Cash-washing on such a huge scale was inevitably done through the Federal Reserve system, the congressional investigation discovered. When Citibank took in millions of dirty drug dollars from the Salinas clan, it booked the loot -- falsely -- as clean deposits and sent them on to the Federal Reserve Bank in Atlanta to be added to its reserves.
When, perhaps a week later, it required fresh currency, Citibank simply drew on its surplus Fed reserve account. After deducting its lucrative "fees" and "royalties," Citibank transferred the narcotics nest egg of the Mexican ex-president's family to false-front Swiss ac counts, where they were eventually discovered by authorities only by accident.
However, the Salinas account, totaling a little more than $100 million, was "one of the smallest our private banking unit handled," a Citibank executive testified. It was merely an insignificant drop in the tide of tainted billions laundered by Wall Street banks through the Fed system.
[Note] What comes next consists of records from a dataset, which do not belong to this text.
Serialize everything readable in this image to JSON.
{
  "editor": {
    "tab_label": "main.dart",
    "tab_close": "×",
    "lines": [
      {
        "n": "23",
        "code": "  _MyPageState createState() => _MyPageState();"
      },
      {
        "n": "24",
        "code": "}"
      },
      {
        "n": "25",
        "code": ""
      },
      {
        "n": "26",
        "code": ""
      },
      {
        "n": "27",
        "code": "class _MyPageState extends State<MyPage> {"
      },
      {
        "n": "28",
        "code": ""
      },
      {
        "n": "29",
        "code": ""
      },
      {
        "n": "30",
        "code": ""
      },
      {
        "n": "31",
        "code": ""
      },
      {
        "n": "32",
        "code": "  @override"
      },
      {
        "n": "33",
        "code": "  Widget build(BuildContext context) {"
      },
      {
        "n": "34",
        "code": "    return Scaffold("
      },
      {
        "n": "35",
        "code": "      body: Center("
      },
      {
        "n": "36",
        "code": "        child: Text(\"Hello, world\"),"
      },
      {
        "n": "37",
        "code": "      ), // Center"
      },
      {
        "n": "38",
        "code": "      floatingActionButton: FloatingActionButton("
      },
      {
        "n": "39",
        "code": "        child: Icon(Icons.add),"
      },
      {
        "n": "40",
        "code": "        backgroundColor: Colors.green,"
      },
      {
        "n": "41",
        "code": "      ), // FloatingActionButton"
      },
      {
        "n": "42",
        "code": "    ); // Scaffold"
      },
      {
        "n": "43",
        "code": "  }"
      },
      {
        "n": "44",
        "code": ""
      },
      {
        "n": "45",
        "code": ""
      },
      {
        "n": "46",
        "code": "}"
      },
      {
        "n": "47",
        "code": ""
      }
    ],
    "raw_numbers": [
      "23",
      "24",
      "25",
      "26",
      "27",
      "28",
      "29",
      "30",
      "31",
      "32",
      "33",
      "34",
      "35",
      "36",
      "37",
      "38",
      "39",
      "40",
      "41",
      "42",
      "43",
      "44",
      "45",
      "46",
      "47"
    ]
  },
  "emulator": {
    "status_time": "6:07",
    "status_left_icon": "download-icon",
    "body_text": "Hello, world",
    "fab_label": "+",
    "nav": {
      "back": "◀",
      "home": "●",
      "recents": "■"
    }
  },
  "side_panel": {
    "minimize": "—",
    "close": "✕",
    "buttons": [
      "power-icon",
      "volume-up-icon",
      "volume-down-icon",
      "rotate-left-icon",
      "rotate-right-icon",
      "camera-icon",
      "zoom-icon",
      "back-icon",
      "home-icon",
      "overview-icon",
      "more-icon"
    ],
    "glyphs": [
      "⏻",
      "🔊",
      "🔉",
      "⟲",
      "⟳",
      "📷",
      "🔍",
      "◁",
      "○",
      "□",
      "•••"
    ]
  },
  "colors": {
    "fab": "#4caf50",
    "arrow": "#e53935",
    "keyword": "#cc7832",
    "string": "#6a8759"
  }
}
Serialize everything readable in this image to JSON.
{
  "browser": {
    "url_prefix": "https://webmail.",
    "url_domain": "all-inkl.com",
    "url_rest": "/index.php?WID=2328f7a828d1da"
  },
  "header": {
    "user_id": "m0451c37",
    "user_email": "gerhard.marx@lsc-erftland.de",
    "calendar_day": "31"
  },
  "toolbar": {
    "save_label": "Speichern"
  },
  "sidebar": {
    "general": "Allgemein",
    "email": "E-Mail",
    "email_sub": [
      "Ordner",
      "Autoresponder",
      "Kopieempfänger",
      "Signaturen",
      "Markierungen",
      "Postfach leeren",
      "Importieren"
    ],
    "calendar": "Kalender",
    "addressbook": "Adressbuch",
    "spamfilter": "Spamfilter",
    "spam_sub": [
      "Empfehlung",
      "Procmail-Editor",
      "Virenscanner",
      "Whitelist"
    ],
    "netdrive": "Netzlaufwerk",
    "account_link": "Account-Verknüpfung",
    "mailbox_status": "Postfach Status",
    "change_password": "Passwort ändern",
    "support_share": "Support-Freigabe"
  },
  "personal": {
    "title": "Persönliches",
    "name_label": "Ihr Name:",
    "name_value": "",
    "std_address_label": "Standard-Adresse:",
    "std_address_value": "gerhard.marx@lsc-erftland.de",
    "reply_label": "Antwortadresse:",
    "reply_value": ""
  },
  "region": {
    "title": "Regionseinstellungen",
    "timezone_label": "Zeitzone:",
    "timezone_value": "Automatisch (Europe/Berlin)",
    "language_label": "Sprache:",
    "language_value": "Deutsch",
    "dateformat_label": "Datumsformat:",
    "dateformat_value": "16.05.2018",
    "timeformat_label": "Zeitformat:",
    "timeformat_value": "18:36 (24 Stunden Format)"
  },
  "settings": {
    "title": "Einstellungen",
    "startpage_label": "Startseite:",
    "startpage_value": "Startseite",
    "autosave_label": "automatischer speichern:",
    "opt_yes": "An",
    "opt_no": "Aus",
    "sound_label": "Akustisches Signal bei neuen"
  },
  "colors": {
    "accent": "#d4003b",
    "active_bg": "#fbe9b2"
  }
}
Frightened by the enormity of the abuses they had uncovered, they terminated the hearing -- just when it got interesting
Now, in a new attempt to discourage massive money-laundering -- or, at least, to make a credible pretense of doing so -- the Clinton administration is urging Congress to impose tighter controls on the financial markets.
The bill proposed by Treasury Secre tary Lawrence Summers would designate locations known to be heavily involved in masked money-management as "High Intensity Money Laundering and Related Financial Crime Areas," or HIFCAs.
Once a HIFCA hotspot is identified in the U.S., it will become the target of a stepped-up interagency drive to investigate and prosecute anyone found dealing in dirty cash.
But according to a list compiled last month by the General Accounting Office (GAO) the watchdog arm of Congress, when it comes to dealing in dirty money, the worst offenders are Israel, Russia, Ukraine and Mexico.
When the Mexican payments system collapsed in 1994, Greenspan rushed some $30 billion from the Fed's own closely held slush fund to save Mexico's banks from going belly up.
A year and a half after this bold bailout -- which Greenspan launched over the objections of Congress and behind its back -- the three largest Mexican money-center banks the Fed had rescued were indicted in the U.S. on drug-money laundering charges.
In less dramatic circumstances, Green span has intervened at least three times in the early 1990s to help stabilize Israel's currency and payments system with emergency loans.
The International Monetary Fund (IMF), under fire for incautiously having lent Russia and Ukraine billions which were promptly stolen and laundered offshore, is complaining more and more loudly that these dubious disbursements were made only "under heavy pressure from the American Treasury and Federal Reserve," as former IMF Managing Director Michel Camdessus put it recently.